    The most popular isn’t always the best long term or short term strategy. Eclipse has serveral flaws IHMO. SWT is a big one, APIs that are more like moving targets, too much influence from its originator. IBM spends lots of resources just maintaining SWT alone and it is quite buggy given the release + os version. NetBeans has superior J2EE SOA tooling and support. Business is about today and tomorrow and you choose what is best for your project and technology needs. Blanket statements like the WTP providing more functionality is a bit reaching as these IDEs are competing daily. I’ve used those mentioned plugins that add value. . . .buggy and consistently buggy due to a number of reasons. I use both IDEs but prefer the one that is stable across all platforms . . . .

  • Noname

    I believe work has begun on creating a Spring annotation framework. Hibernate already has annotations to support JBoss’s EJB3 framework using Hibernate3. I think to say that there is a threat at all says there is little understanding of the advantages of spring/ejb3/hibernate/etc. The dependency injection of Spring will not be threatened by any project until there is a day when dependency injection is the EJB2.1 of EJB’s. Spring does not rely on any J2EE platform specifications to create an application. Hibernate is not threatened because it is closely entwined with EJB3 in JBoss 4.03. The only threat I see here is explaining to my boss why I have a little extra time on my hands to work on other projects instead of programming BMP’s, CMP’s, Session Facades, DTO’s, Assemblers, etc, etc.

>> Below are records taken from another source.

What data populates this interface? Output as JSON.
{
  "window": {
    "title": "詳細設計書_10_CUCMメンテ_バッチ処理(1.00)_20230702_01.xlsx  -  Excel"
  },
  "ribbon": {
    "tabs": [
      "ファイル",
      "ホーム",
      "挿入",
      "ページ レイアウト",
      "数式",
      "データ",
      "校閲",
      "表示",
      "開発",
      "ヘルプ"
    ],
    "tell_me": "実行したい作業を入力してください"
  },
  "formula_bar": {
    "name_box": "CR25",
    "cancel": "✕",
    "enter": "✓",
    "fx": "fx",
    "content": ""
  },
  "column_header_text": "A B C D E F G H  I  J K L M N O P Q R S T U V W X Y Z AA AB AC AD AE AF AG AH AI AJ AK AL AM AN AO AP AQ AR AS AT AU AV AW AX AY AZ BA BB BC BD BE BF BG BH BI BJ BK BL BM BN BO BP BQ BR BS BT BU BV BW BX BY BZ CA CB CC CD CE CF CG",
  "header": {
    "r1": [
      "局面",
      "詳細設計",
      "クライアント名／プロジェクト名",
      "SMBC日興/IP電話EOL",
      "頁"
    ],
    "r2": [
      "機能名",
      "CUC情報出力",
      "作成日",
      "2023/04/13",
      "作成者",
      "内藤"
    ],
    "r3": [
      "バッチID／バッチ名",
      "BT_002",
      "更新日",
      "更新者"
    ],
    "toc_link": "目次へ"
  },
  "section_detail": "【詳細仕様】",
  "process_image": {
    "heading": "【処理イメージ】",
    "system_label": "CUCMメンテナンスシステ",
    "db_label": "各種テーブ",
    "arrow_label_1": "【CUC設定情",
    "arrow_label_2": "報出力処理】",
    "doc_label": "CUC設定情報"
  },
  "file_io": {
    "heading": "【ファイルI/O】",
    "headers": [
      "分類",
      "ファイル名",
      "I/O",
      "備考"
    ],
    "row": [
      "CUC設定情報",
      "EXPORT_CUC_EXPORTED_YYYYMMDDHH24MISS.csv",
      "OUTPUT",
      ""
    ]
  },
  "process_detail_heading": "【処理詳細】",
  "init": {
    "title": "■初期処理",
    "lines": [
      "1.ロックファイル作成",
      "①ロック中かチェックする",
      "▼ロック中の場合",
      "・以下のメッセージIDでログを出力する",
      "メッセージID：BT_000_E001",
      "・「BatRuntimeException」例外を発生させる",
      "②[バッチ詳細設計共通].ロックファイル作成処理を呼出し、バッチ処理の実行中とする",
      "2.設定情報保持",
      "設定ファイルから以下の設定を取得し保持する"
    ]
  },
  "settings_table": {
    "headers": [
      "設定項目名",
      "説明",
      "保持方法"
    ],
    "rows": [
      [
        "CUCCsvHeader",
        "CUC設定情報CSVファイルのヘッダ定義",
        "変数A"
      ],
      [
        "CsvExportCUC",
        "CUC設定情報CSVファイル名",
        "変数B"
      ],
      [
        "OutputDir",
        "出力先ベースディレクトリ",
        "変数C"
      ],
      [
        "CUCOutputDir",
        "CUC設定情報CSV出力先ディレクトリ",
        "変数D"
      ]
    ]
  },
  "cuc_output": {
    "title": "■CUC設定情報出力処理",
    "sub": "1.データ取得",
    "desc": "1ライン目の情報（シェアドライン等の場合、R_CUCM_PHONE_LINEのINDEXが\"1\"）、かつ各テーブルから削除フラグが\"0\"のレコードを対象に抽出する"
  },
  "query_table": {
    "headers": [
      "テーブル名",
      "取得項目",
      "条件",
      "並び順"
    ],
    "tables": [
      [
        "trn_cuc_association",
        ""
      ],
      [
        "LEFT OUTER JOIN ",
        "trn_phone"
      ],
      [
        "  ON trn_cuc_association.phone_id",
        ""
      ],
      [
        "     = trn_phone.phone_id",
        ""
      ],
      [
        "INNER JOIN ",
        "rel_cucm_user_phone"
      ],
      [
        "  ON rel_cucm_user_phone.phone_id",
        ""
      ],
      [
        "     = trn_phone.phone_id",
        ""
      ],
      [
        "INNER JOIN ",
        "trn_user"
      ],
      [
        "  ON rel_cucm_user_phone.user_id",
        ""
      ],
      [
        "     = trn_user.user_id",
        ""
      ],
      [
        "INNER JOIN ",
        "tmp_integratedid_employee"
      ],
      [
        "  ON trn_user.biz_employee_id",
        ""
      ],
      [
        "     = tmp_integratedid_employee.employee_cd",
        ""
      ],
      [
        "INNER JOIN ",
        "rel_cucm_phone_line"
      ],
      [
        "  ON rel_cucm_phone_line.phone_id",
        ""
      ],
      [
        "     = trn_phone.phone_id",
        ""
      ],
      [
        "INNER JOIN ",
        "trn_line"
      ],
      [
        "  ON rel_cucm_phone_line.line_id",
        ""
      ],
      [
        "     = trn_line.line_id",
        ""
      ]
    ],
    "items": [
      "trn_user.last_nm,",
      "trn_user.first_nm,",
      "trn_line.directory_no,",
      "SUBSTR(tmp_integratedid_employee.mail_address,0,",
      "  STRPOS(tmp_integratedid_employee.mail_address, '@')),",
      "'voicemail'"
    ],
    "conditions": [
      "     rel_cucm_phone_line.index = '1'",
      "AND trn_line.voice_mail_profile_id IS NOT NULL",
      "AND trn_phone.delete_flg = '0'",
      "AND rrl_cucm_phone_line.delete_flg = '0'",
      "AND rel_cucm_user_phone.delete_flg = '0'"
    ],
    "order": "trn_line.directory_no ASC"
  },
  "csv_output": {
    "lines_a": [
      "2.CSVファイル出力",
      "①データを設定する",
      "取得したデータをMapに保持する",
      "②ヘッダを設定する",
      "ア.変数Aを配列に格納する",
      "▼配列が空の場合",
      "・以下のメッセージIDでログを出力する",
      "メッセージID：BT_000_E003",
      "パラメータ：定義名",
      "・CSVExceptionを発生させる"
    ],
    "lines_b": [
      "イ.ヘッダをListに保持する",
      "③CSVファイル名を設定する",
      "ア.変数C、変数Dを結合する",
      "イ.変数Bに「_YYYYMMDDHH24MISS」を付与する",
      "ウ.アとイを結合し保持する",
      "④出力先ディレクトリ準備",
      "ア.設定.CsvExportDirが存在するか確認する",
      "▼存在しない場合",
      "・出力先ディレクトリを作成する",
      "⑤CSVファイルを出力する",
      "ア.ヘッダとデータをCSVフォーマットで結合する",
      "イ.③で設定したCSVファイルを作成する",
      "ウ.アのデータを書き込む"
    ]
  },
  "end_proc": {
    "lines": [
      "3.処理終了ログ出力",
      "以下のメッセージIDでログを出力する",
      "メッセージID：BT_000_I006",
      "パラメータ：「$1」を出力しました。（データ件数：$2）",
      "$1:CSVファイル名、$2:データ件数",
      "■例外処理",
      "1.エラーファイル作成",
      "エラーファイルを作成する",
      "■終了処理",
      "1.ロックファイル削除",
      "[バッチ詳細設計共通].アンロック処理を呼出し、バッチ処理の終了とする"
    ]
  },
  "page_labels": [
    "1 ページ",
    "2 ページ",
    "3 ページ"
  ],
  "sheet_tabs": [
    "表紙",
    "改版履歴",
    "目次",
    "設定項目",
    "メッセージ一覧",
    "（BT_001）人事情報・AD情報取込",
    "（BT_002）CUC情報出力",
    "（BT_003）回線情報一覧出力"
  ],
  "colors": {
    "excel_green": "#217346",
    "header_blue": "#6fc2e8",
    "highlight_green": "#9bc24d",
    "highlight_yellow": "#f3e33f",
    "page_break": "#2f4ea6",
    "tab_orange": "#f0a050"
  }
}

  • Noname

    There’s a threat to Spring as well as Hibernate. EJB 3.0 being standards-based and uses annotations, makes it a better choice. Is an annotations based Spring and Hibernate version expected?

  • Noname

    The EJB FAQ at Sun says that ‘First, this new API will simplify the development of J2EE and J2SE applications using data persistence. Second is to get the entire Java community behind one standard Java persistence API. This new single persistence model will draw upon the best ideas from earlier persistence models’.

    ‘Customers will no longer face the choice between incompatible non-standard persistence models’

    So EJB 3.0 is meant to replace Hibernate. Although late, a standard persistence model is good news.

  • Noname

    ejb 3.0 has adopted the hibernate POJO approach, so it could be the standardized hibernate of the future. Spring goes well beyond what’s there in EJB 3.0 so there’s no threat there.